### What the task asks
Return all entries verbatim; skip any pictures.
┌─ Exercise material
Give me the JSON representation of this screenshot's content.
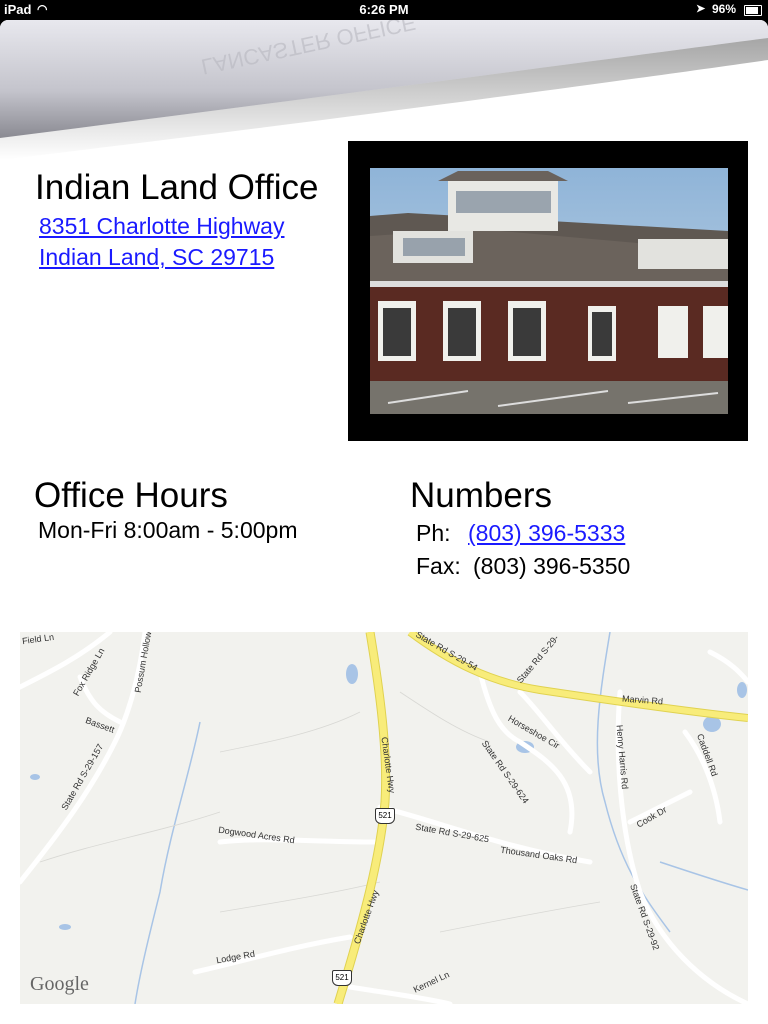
{
  "status_bar": {
    "device": "iPad",
    "time": "6:26 PM",
    "battery": "96%"
  },
  "page_curl": {
    "faded_text": "LANCASTER OFFICE"
  },
  "office": {
    "title": "Indian Land Office",
    "address_line1": "8351 Charlotte Highway",
    "address_line2": "Indian Land, SC 29715"
  },
  "hours": {
    "heading": "Office Hours",
    "text": "Mon-Fri 8:00am - 5:00pm"
  },
  "numbers": {
    "heading": "Numbers",
    "phone_label": "Ph:",
    "phone": "(803) 396-5333",
    "fax_label": "Fax:",
    "fax": "(803) 396-5350"
  },
  "map": {
    "attribution": "Google",
    "labels": {
      "state_rd_54": "State Rd S-29-54",
      "state_rd_29": "State Rd S-29-",
      "marvin_rd": "Marvin Rd",
      "charlotte_hwy_top": "Charlotte Hwy",
      "charlotte_hwy_bottom": "Charlotte Hwy",
      "horseshoe_cir": "Horseshoe Cir",
      "state_rd_624": "State Rd S-29-624",
      "state_rd_625": "State Rd S-29-625",
      "thousand_oaks": "Thousand Oaks Rd",
      "henry_harris": "Henry Harris Rd",
      "caddell": "Caddell Rd",
      "cook_dr": "Cook Dr",
      "state_rd_92": "State Rd S-29-92",
      "dogwood_acres": "Dogwood Acres Rd",
      "lodge_rd": "Lodge Rd",
      "state_rd_157": "State Rd S-29-157",
      "fox_ridge": "Fox Ridge Ln",
      "bassett": "Bassett",
      "possum_hollow": "Possum Hollow",
      "field_ln": "Field Ln",
      "kernel_ln": "Kernel Ln",
      "route_521_a": "521",
      "route_521_b": "521"
    }
  }
}
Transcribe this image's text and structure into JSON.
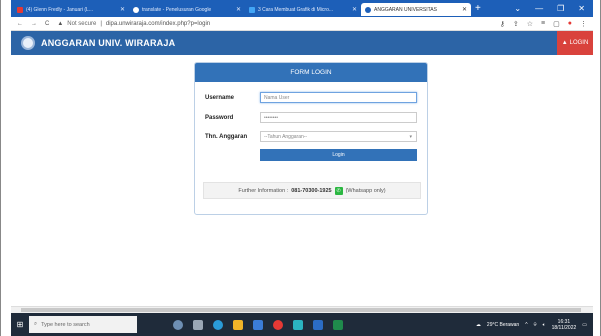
{
  "browser": {
    "tabs": [
      {
        "label": "(4) Glenn Fredly - Januari (L...",
        "fav_color": "#e53935"
      },
      {
        "label": "translate - Penelusuran Google",
        "fav_color": "#ffffff"
      },
      {
        "label": "3 Cara Membuat Grafik di Micro...",
        "fav_color": "#1e88e5"
      },
      {
        "label": "ANGGARAN UNIVERSITAS",
        "fav_color": "#1d5fb8"
      }
    ],
    "active_tab_index": 3,
    "new_tab": "+",
    "address": {
      "notsecure_label": "Not secure",
      "url": "dipa.unwiraraja.com/index.php?p=login"
    }
  },
  "app": {
    "name": "ANGGARAN UNIV. WIRARAJA",
    "login_button": "LOGIN",
    "accent": "#2c64a6",
    "login_color": "#d9423c"
  },
  "form": {
    "title": "FORM LOGIN",
    "username_label": "Username",
    "username_placeholder": "Nama User",
    "password_label": "Password",
    "password_value": "••••••••",
    "year_label": "Thn. Anggaran",
    "year_selected": "--Tahun Anggaran--",
    "submit": "Login",
    "info_text": "Further Information :",
    "info_phone": "081-70300-1925",
    "info_suffix": "(Whatsapp only)"
  },
  "taskbar": {
    "search_placeholder": "Type here to search",
    "weather": "29°C Berawan",
    "time": "16:31",
    "date": "18/11/2022"
  }
}
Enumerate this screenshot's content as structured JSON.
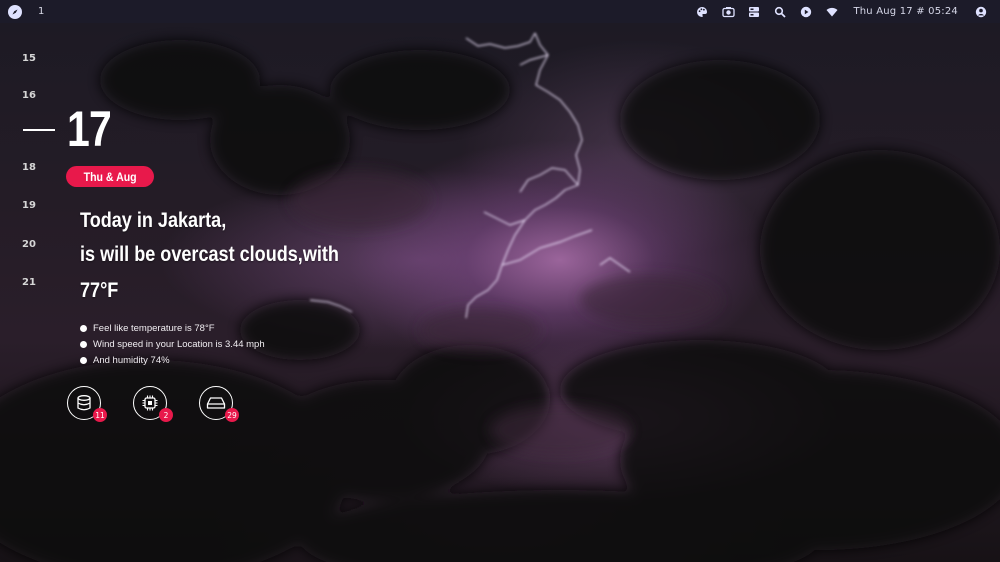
{
  "topbar": {
    "workspace": "1",
    "clock": "Thu Aug 17 # 05:24",
    "icons": [
      "palette-icon",
      "camera-icon",
      "panel-icon",
      "search-icon",
      "play-icon",
      "wifi-icon",
      "user-icon"
    ]
  },
  "timeline": {
    "days": [
      "15",
      "16",
      "18",
      "19",
      "20",
      "21"
    ],
    "current_day": "17",
    "date_label": "Thu & Aug"
  },
  "weather": {
    "line1": "Today in Jakarta,",
    "line2": "is will be overcast clouds,with",
    "line3": "77°F",
    "details": [
      "Feel like temperature is 78°F",
      "Wind speed in your Location is 3.44 mph",
      "And humidity 74%"
    ]
  },
  "stats": [
    {
      "icon": "database-icon",
      "value": "11"
    },
    {
      "icon": "cpu-icon",
      "value": "2"
    },
    {
      "icon": "drive-icon",
      "value": "29"
    }
  ],
  "colors": {
    "accent": "#e8194b",
    "topbar": "#1c1b29",
    "icon": "#dfe2ff"
  }
}
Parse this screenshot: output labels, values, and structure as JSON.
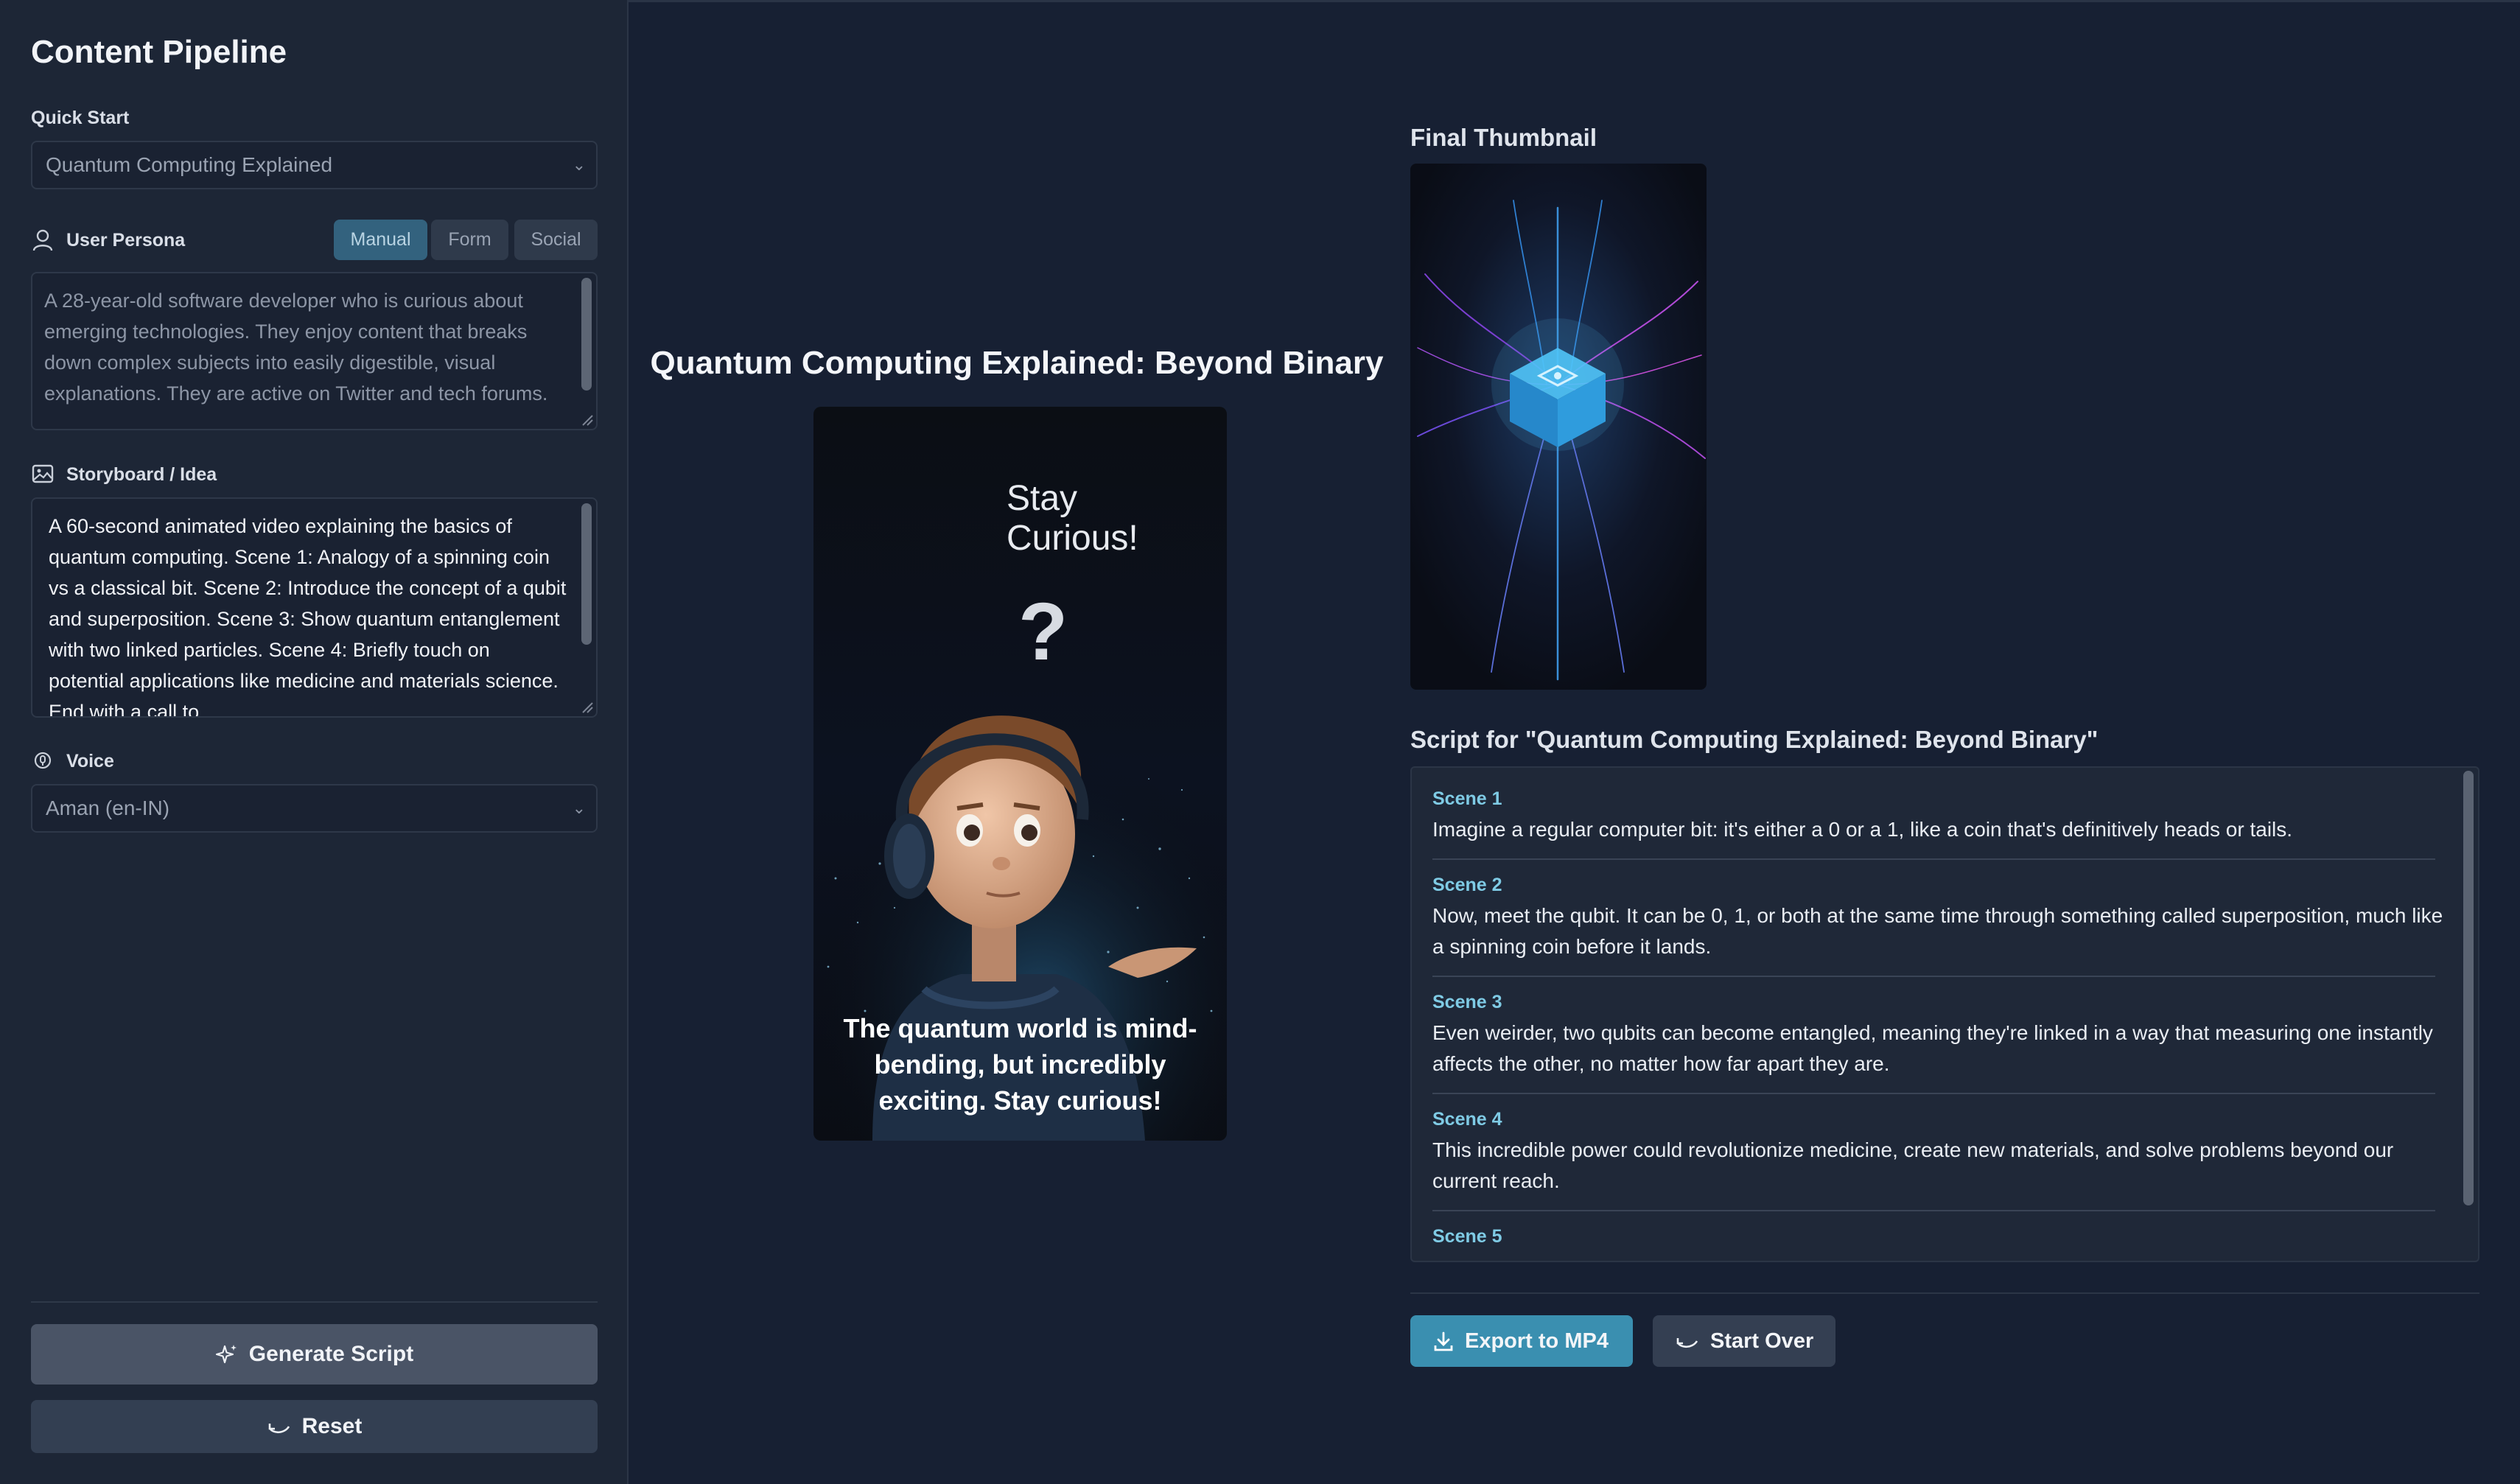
{
  "sidebar": {
    "title": "Content Pipeline",
    "quick_start": {
      "label": "Quick Start",
      "value": "Quantum Computing Explained"
    },
    "persona": {
      "label": "User Persona",
      "modes": [
        "Manual",
        "Form",
        "Social"
      ],
      "active_mode": "Manual",
      "text": "A 28-year-old software developer who is curious about emerging technologies. They enjoy content that breaks down complex subjects into easily digestible, visual explanations. They are active on Twitter and tech forums."
    },
    "storyboard": {
      "label": "Storyboard / Idea",
      "text": "A 60-second animated video explaining the basics of quantum computing. Scene 1: Analogy of a spinning coin vs a classical bit. Scene 2: Introduce the concept of a qubit and superposition. Scene 3: Show quantum entanglement with two linked particles. Scene 4: Briefly touch on potential applications like medicine and materials science. End with a call to"
    },
    "voice": {
      "label": "Voice",
      "value": "Aman (en-IN)"
    },
    "generate_label": "Generate Script",
    "reset_label": "Reset"
  },
  "preview": {
    "title": "Quantum Computing Explained: Beyond Binary",
    "overlay_text": "Stay\nCurious!",
    "overlay_mark": "?",
    "caption": "The quantum world is mind-bending, but incredibly exciting. Stay curious!"
  },
  "thumbnail": {
    "label": "Final Thumbnail"
  },
  "script": {
    "title": "Script for \"Quantum Computing Explained: Beyond Binary\"",
    "scenes": [
      {
        "name": "Scene 1",
        "text": "Imagine a regular computer bit: it's either a 0 or a 1, like a coin that's definitively heads or tails."
      },
      {
        "name": "Scene 2",
        "text": "Now, meet the qubit. It can be 0, 1, or both at the same time through something called superposition, much like a spinning coin before it lands."
      },
      {
        "name": "Scene 3",
        "text": "Even weirder, two qubits can become entangled, meaning they're linked in a way that measuring one instantly affects the other, no matter how far apart they are."
      },
      {
        "name": "Scene 4",
        "text": "This incredible power could revolutionize medicine, create new materials, and solve problems beyond our current reach."
      },
      {
        "name": "Scene 5",
        "text": ""
      }
    ]
  },
  "actions": {
    "export_label": "Export to MP4",
    "start_over_label": "Start Over"
  },
  "colors": {
    "background": "#172033",
    "sidebar": "#1d2636",
    "accent": "#3a8fb0",
    "scene_label": "#7fcbe5"
  }
}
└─
### Answer to the problem
Give me the JSON representation of this screenshot's content.
{
  "status_bar": {
    "device": "iPad",
    "time": "6:26 PM",
    "battery": "96%"
  },
  "page_curl": {
    "faded_text": "LANCASTER OFFICE"
  },
  "office": {
    "title": "Indian Land Office",
    "address_line1": "8351 Charlotte Highway",
    "address_line2": "Indian Land, SC 29715"
  },
  "hours": {
    "heading": "Office Hours",
    "text": "Mon-Fri 8:00am - 5:00pm"
  },
  "numbers": {
    "heading": "Numbers",
    "phone_label": "Ph:",
    "phone": "(803) 396-5333",
    "fax_label": "Fax:",
    "fax": "(803) 396-5350"
  },
  "map": {
    "attribution": "Google",
    "labels": {
      "state_rd_54": "State Rd S-29-54",
      "state_rd_29": "State Rd S-29-",
      "marvin_rd": "Marvin Rd",
      "charlotte_hwy_top": "Charlotte Hwy",
      "charlotte_hwy_bottom": "Charlotte Hwy",
      "horseshoe_cir": "Horseshoe Cir",
      "state_rd_624": "State Rd S-29-624",
      "state_rd_625": "State Rd S-29-625",
      "thousand_oaks": "Thousand Oaks Rd",
      "henry_harris": "Henry Harris Rd",
      "caddell": "Caddell Rd",
      "cook_dr": "Cook Dr",
      "state_rd_92": "State Rd S-29-92",
      "dogwood_acres": "Dogwood Acres Rd",
      "lodge_rd": "Lodge Rd",
      "state_rd_157": "State Rd S-29-157",
      "fox_ridge": "Fox Ridge Ln",
      "bassett": "Bassett",
      "possum_hollow": "Possum Hollow",
      "field_ln": "Field Ln",
      "kernel_ln": "Kernel Ln",
      "route_521_a": "521",
      "route_521_b": "521"
    }
  }
}
Transcribe this image's text and structure into JSON.
{
  "browser": {
    "tabs": [
      {
        "label": "(4) Glenn Fredly - Januari (L...",
        "fav_color": "#e53935"
      },
      {
        "label": "translate - Penelusuran Google",
        "fav_color": "#ffffff"
      },
      {
        "label": "3 Cara Membuat Grafik di Micro...",
        "fav_color": "#1e88e5"
      },
      {
        "label": "ANGGARAN UNIVERSITAS",
        "fav_color": "#1d5fb8"
      }
    ],
    "active_tab_index": 3,
    "new_tab": "+",
    "address": {
      "notsecure_label": "Not secure",
      "url": "dipa.unwiraraja.com/index.php?p=login"
    }
  },
  "app": {
    "name": "ANGGARAN UNIV. WIRARAJA",
    "login_button": "LOGIN",
    "accent": "#2c64a6",
    "login_color": "#d9423c"
  },
  "form": {
    "title": "FORM LOGIN",
    "username_label": "Username",
    "username_placeholder": "Nama User",
    "password_label": "Password",
    "password_value": "••••••••",
    "year_label": "Thn. Anggaran",
    "year_selected": "--Tahun Anggaran--",
    "submit": "Login",
    "info_text": "Further Information :",
    "info_phone": "081-70300-1925",
    "info_suffix": "(Whatsapp only)"
  },
  "taskbar": {
    "search_placeholder": "Type here to search",
    "weather": "29°C Berawan",
    "time": "16:31",
    "date": "18/11/2022"
  }
}
Enumerate this screenshot's content as structured JSON.
{
  "topbar": {
    "workspace": "1",
    "clock": "Thu Aug 17 # 05:24",
    "icons": [
      "palette-icon",
      "camera-icon",
      "panel-icon",
      "search-icon",
      "play-icon",
      "wifi-icon",
      "user-icon"
    ]
  },
  "timeline": {
    "days": [
      "15",
      "16",
      "18",
      "19",
      "20",
      "21"
    ],
    "current_day": "17",
    "date_label": "Thu & Aug"
  },
  "weather": {
    "line1": "Today in Jakarta,",
    "line2": "is will be overcast clouds,with",
    "line3": "77°F",
    "details": [
      "Feel like temperature is 78°F",
      "Wind speed in your Location is 3.44 mph",
      "And humidity 74%"
    ]
  },
  "stats": [
    {
      "icon": "database-icon",
      "value": "11"
    },
    {
      "icon": "cpu-icon",
      "value": "2"
    },
    {
      "icon": "drive-icon",
      "value": "29"
    }
  ],
  "colors": {
    "accent": "#e8194b",
    "topbar": "#1c1b29",
    "icon": "#dfe2ff"
  }
}
Parse this screenshot: output labels, values, and structure as JSON.
{
  "sidebar": {
    "title": "Content Pipeline",
    "quick_start": {
      "label": "Quick Start",
      "value": "Quantum Computing Explained"
    },
    "persona": {
      "label": "User Persona",
      "modes": [
        "Manual",
        "Form",
        "Social"
      ],
      "active_mode": "Manual",
      "text": "A 28-year-old software developer who is curious about emerging technologies. They enjoy content that breaks down complex subjects into easily digestible, visual explanations. They are active on Twitter and tech forums."
    },
    "storyboard": {
      "label": "Storyboard / Idea",
      "text": "A 60-second animated video explaining the basics of quantum computing. Scene 1: Analogy of a spinning coin vs a classical bit. Scene 2: Introduce the concept of a qubit and superposition. Scene 3: Show quantum entanglement with two linked particles. Scene 4: Briefly touch on potential applications like medicine and materials science. End with a call to"
    },
    "voice": {
      "label": "Voice",
      "value": "Aman (en-IN)"
    },
    "generate_label": "Generate Script",
    "reset_label": "Reset"
  },
  "preview": {
    "title": "Quantum Computing Explained: Beyond Binary",
    "overlay_text": "Stay\nCurious!",
    "overlay_mark": "?",
    "caption": "The quantum world is mind-bending, but incredibly exciting. Stay curious!"
  },
  "thumbnail": {
    "label": "Final Thumbnail"
  },
  "script": {
    "title": "Script for \"Quantum Computing Explained: Beyond Binary\"",
    "scenes": [
      {
        "name": "Scene 1",
        "text": "Imagine a regular computer bit: it's either a 0 or a 1, like a coin that's definitively heads or tails."
      },
      {
        "name": "Scene 2",
        "text": "Now, meet the qubit. It can be 0, 1, or both at the same time through something called superposition, much like a spinning coin before it lands."
      },
      {
        "name": "Scene 3",
        "text": "Even weirder, two qubits can become entangled, meaning they're linked in a way that measuring one instantly affects the other, no matter how far apart they are."
      },
      {
        "name": "Scene 4",
        "text": "This incredible power could revolutionize medicine, create new materials, and solve problems beyond our current reach."
      },
      {
        "name": "Scene 5",
        "text": ""
      }
    ]
  },
  "actions": {
    "export_label": "Export to MP4",
    "start_over_label": "Start Over"
  },
  "colors": {
    "background": "#172033",
    "sidebar": "#1d2636",
    "accent": "#3a8fb0",
    "scene_label": "#7fcbe5"
  }
}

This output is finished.